Type Book
Number Of Pages 272
Item Height 26 mm
Item Width 144 mm
Item Weight 399 Gram
Product Dimensions 144 x 26 x 214
Publisher Faber & Faber
Format Hardcover | 272

Described in the blurb as 'a vivid love-letter to quiet men in pullovers', this is a fascinating account of those ingenious engineers who invented the technologies of the future, often on a shoestring budget. It opens with the arrival of the first V2 noted by the British Interplanetary Society in a London pub, and we soon read of a surreal meeting between Arthur C Clark, the famous science-fiction writer, and C S Lewis. We learn how Britain cancelled its space program and how Ernest Benn was a good friend to Concorde. The story covers other technologies such as computer games, mobile telephones and mind-boggling efforts with the human genome. It makes for compulsive reading and is the sort of book only British endeavours could produce. It deserves to sell and sell.
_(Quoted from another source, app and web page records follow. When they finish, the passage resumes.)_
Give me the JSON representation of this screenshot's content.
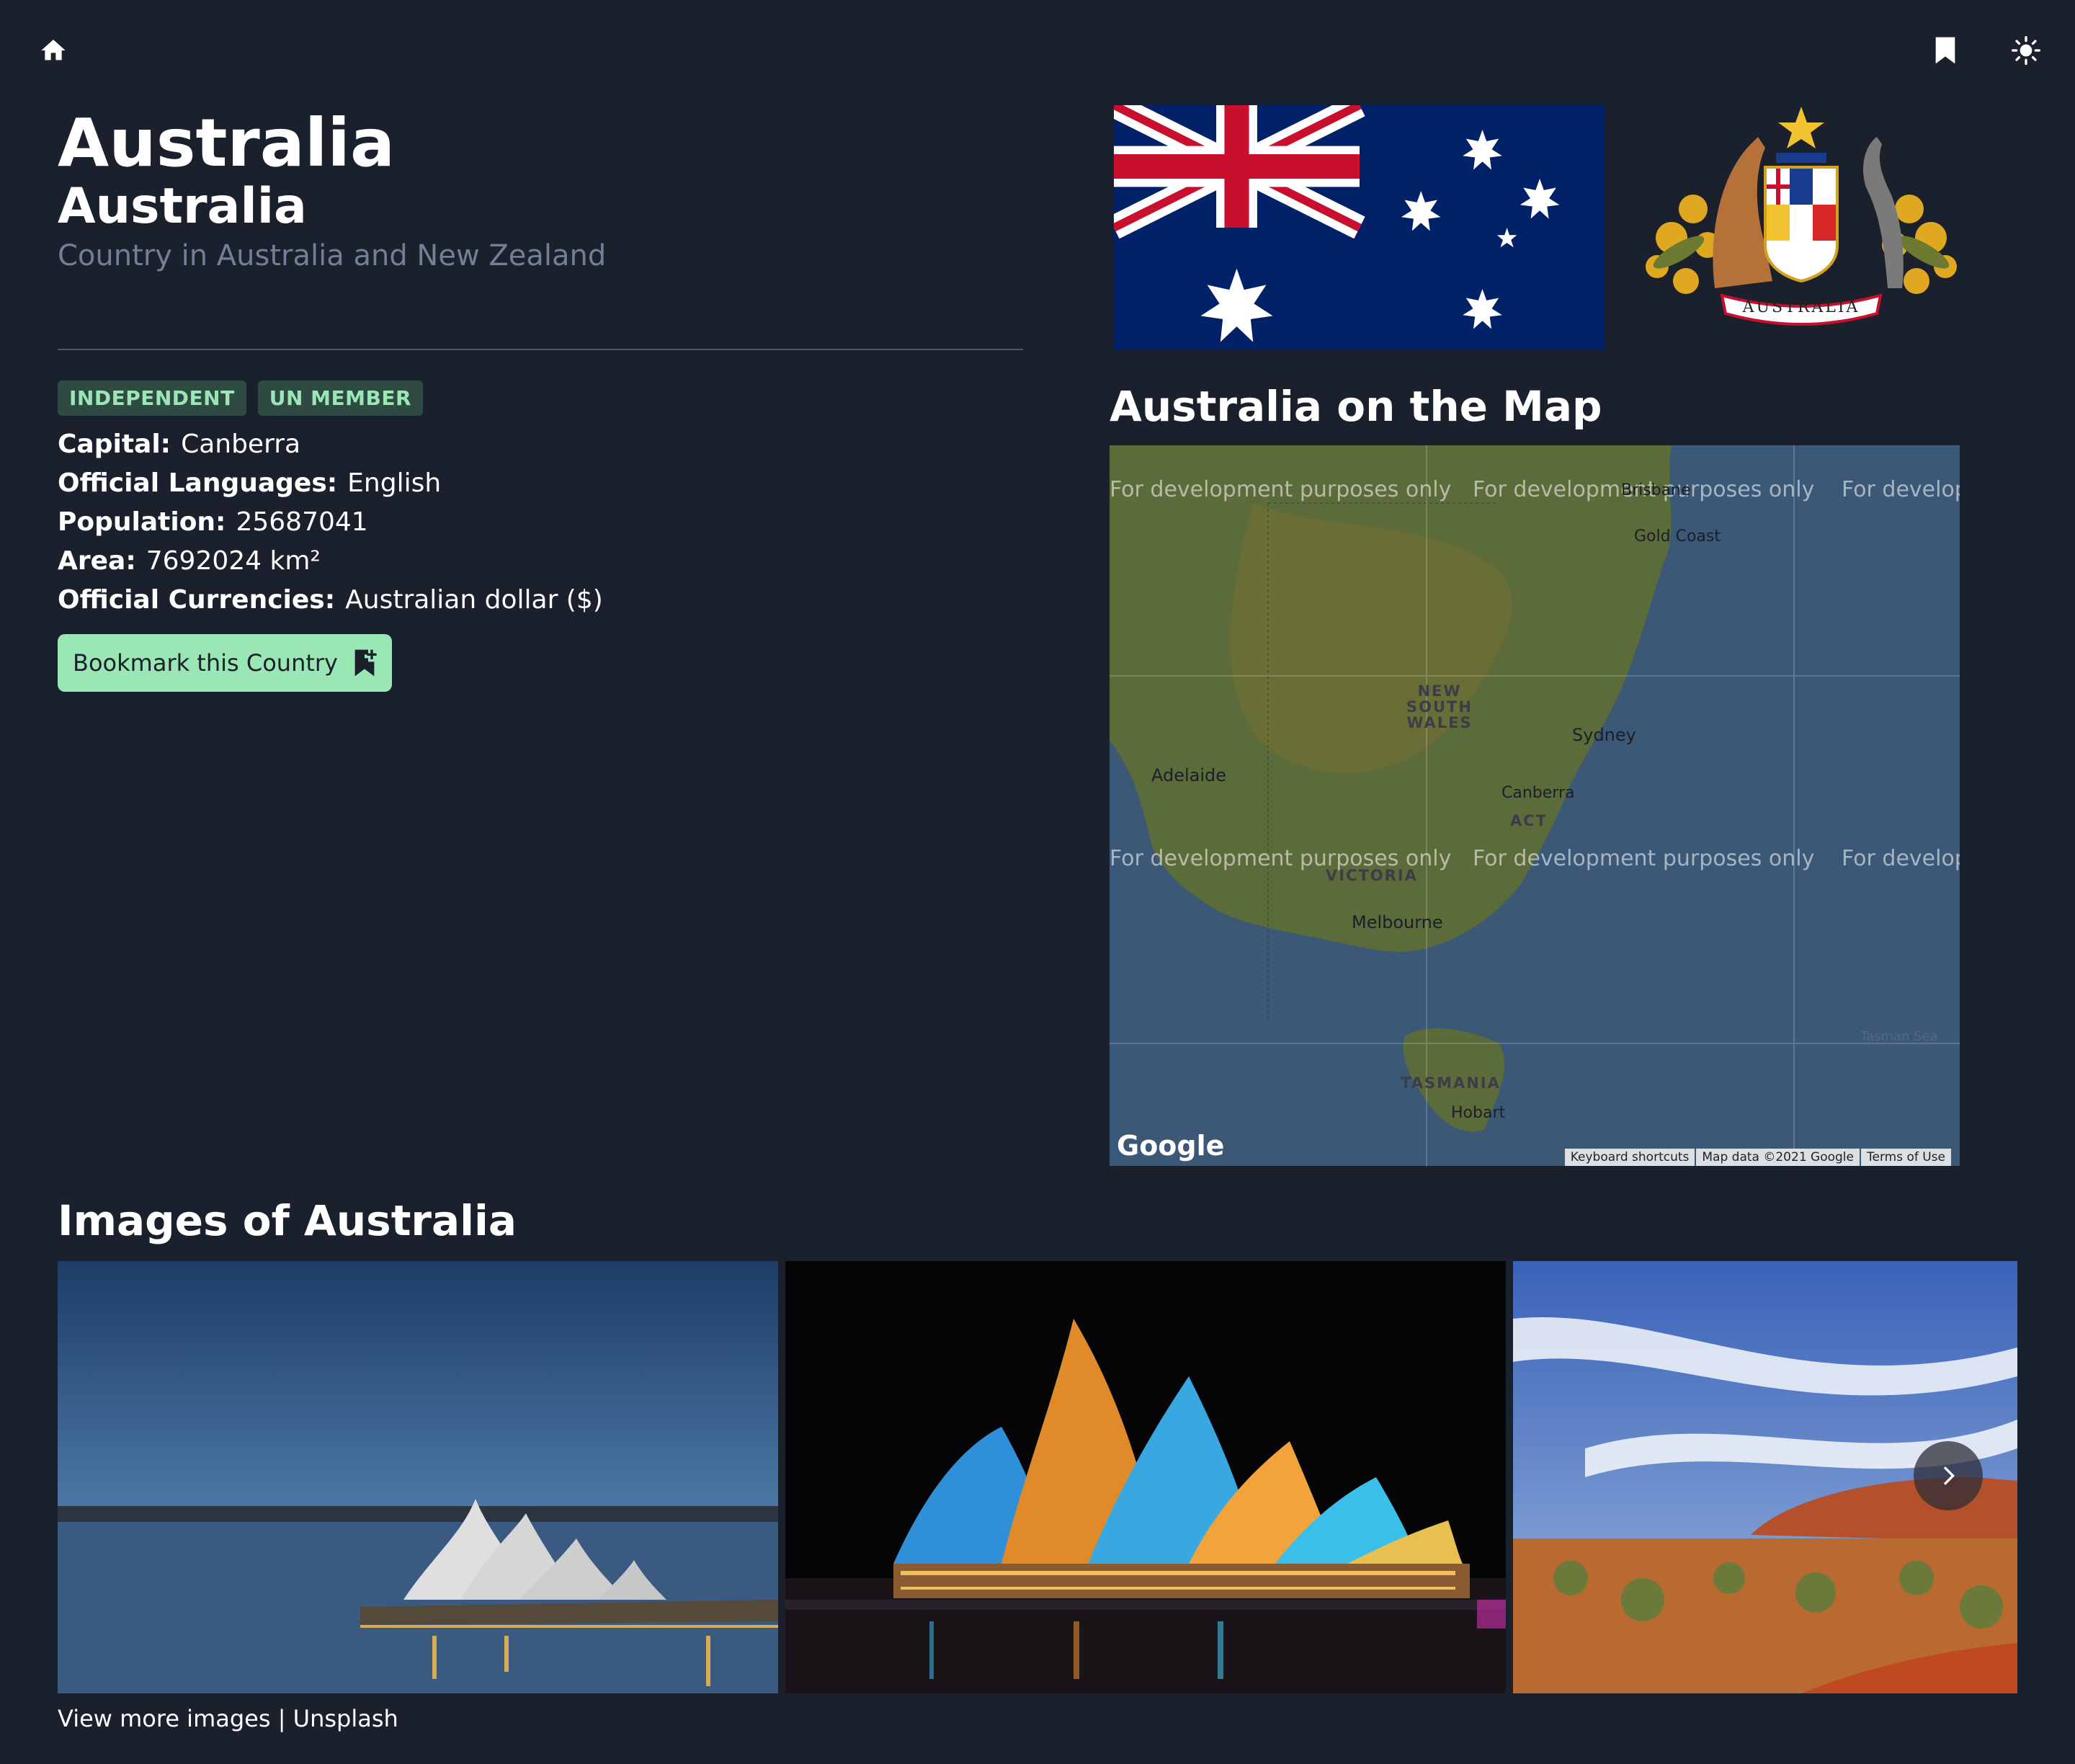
{
  "nav": {
    "home_icon": "home-icon",
    "bookmarks_icon": "bookmark-icon",
    "theme_icon": "sun-icon"
  },
  "country": {
    "name": "Australia",
    "official_name": "Australia",
    "description": "Country in Australia and New Zealand",
    "badges": [
      "INDEPENDENT",
      "UN MEMBER"
    ],
    "facts": [
      {
        "key": "Capital:",
        "value": "Canberra"
      },
      {
        "key": "Official Languages:",
        "value": "English"
      },
      {
        "key": "Population:",
        "value": "25687041"
      },
      {
        "key": "Area:",
        "value": "7692024 km²"
      },
      {
        "key": "Official Currencies:",
        "value": "Australian dollar ($)"
      }
    ],
    "bookmark_button": "Bookmark this Country"
  },
  "coat_of_arms": {
    "banner": "AUSTRALIA"
  },
  "map": {
    "title": "Australia on the Map",
    "watermark": "For development purposes only",
    "cities": [
      "Brisbane",
      "Gold Coast",
      "Sydney",
      "Canberra",
      "Adelaide",
      "Melbourne",
      "Hobart"
    ],
    "regions": [
      "NEW SOUTH WALES",
      "ACT",
      "VICTORIA",
      "TASMANIA",
      "Tasman Sea"
    ],
    "footer": [
      "Keyboard shortcuts",
      "Map data ©2021 Google",
      "Terms of Use"
    ],
    "logo": "Google"
  },
  "images": {
    "title": "Images of Australia",
    "more_label": "View more images",
    "separator": "|",
    "source": "Unsplash"
  },
  "colors": {
    "background": "#1a202c",
    "accent": "#9ae6b4",
    "badge_bg": "#2e4a42",
    "muted": "#718096"
  }
}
Francis Spufford, a former Sunday Times Young Writer o f the Year (1977), has edited two acclaimed literary anthologies and a collection of essays on the history of technology. His first book, I May Be Some Time: Ice and the English Imagination, was awarded the Writers Guild Award for Best Non-Fiction Book of 1996 and a Somerset Maugham Award, and also inspired a Frankfurt Ballet production and a clown show at the Edinburgh Festival 2001. He lives in Camberwell, London.